The Sisterhood were a bit of a sideshow at the time, an odd curio that not many people had heard of. The Mission stole the limelight by giving up their mystique and becoming available – touring, releasing singles, doing interviews. Their rubbish logo started cropping up on the back of many a leather jacket and they developed a large contingent of hardcore fans who would hitch around the country to see them – some of whom were called “The Eskimos”.
In fact that is one of the big undocumented stories from the eighties – the sheer amount of people with army surplus kit bags going up and down the motorways, thumbing lifts to see as many dates of a tour as they could manage. I only did this infrequently but was fascinated by the sheer devotion some people seemed to have for the lifestyle. You’d be waiting on the hard shoulder outside of Wolverhampton or somewhere and on the back of the sign for the motorway there’d be little graffiti notes – “we got stuck here for 3 hours, no lifts” or tags. Or, more often than not, “Eskimos”. In the early 90s some of us blagged floorspace with a crew of inveterate hitchers – their place was as close to the motorway as they could find…
Anyway, I was never a huge fan of The Mission, is the point I’m trying to make. In mid eighties suburban Hertfordshire, goth was pretty good lowest common denominator “alternative” fodder. Black clothes were de rigeur anyway and we tended to huddle together with the other weirdos to avoid violence from people who took exception to our appearance.
Plus, let’s be completely honest, hanging around in a pub for some underage drinking with some impossibly foxy goth girls was a lot more interesting than sitting alone in your bedroom again listening to Foetus and reading William Burroughs.
I had a black leather jacket, some black jeans and even some of those pointy leather boots with all the buckles for a while. I got the jacket from Carnaby Street on a trip to London with my parents. My Dad picked up one of those “Village People” peaked leather caps with a chain round the front, and paraded around the shop in it. Which only heightened my embarrassment at being there with my parents, but on reflection was pretty fucking funny.
So, anyway, I suspect the posse for the Brixton Academy was much bigger than the usual two or three of us. I’d probably not been to Brixton before either.
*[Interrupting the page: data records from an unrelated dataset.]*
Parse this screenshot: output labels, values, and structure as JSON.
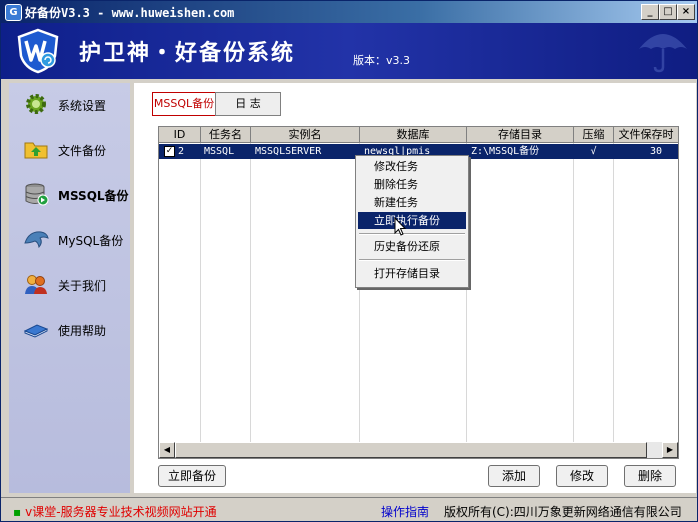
{
  "window": {
    "title": "好备份V3.3 - www.huweishen.com",
    "controls": {
      "minimize": "_",
      "maximize": "□",
      "close": "×"
    }
  },
  "banner": {
    "brand": "护卫神・好备份系统",
    "version": "版本：v3.3"
  },
  "sidebar": {
    "items": [
      {
        "label": "系统设置",
        "icon": "gear-icon"
      },
      {
        "label": "文件备份",
        "icon": "folder-icon"
      },
      {
        "label": "MSSQL备份",
        "icon": "database-icon",
        "active": true
      },
      {
        "label": "MySQL备份",
        "icon": "dolphin-icon"
      },
      {
        "label": "关于我们",
        "icon": "people-icon"
      },
      {
        "label": "使用帮助",
        "icon": "book-icon"
      }
    ]
  },
  "tabs": [
    {
      "label": "MSSQL备份",
      "active": true
    },
    {
      "label": "日 志",
      "active": false
    }
  ],
  "table": {
    "columns": [
      "ID",
      "任务名",
      "实例名",
      "数据库",
      "存储目录",
      "压缩",
      "文件保存时"
    ],
    "rows": [
      {
        "checked": true,
        "id": "2",
        "task": "MSSQL",
        "instance": "MSSQLSERVER",
        "database": "newsql|pmis",
        "dir": "Z:\\MSSQL备份",
        "compress": "√",
        "keep": "30"
      }
    ]
  },
  "context_menu": {
    "items": [
      "修改任务",
      "删除任务",
      "新建任务",
      "立即执行备份",
      "历史备份还原",
      "打开存储目录"
    ],
    "highlighted": "立即执行备份"
  },
  "buttons": {
    "backup_now": "立即备份",
    "add": "添加",
    "edit": "修改",
    "delete": "删除"
  },
  "statusbar": {
    "promo": "v课堂-服务器专业技术视频网站开通",
    "guide": "操作指南",
    "copyright": "版权所有(C):四川万象更新网络通信有限公司"
  },
  "colors": {
    "selection": "#0a246a",
    "banner": "#1a2a9a",
    "active_tab": "#c00000",
    "promo_text": "#e00000",
    "link": "#0000cc"
  }
}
I can’t recall much about the gig apart from a huge pile of kit bags being guarded by some bloke on the upper floor of the Academy, and Wayne Hussey climbing up the speaker stacks. I suspect folk-goth rockers All About Eve supported and possibly X-Mal Deutschland also.
In fact, looking back over The Mish’s discography, I remember distinctly not liking the singles which came out around this gig – “Severina” and “Tower of Strength”. And those were the last things by the group I ever knowingly heard. The Sisters on the other hand, well the awesome camp of “This Corrosion” in its epic 9 minute Jim Steinman glory, that was another matter. I even liked the Floodland album in places – Eldritch seemed better at weathering the storm. Wayne Hussey wasn’t even a poor relation.
After this gig I proceeded to get my head down and revise for my ‘A’ levels. Or rather, pretended to.
We then had a massive long summer holiday in front of us: full of dossing about, reading books, listening to records and in my case manual labour…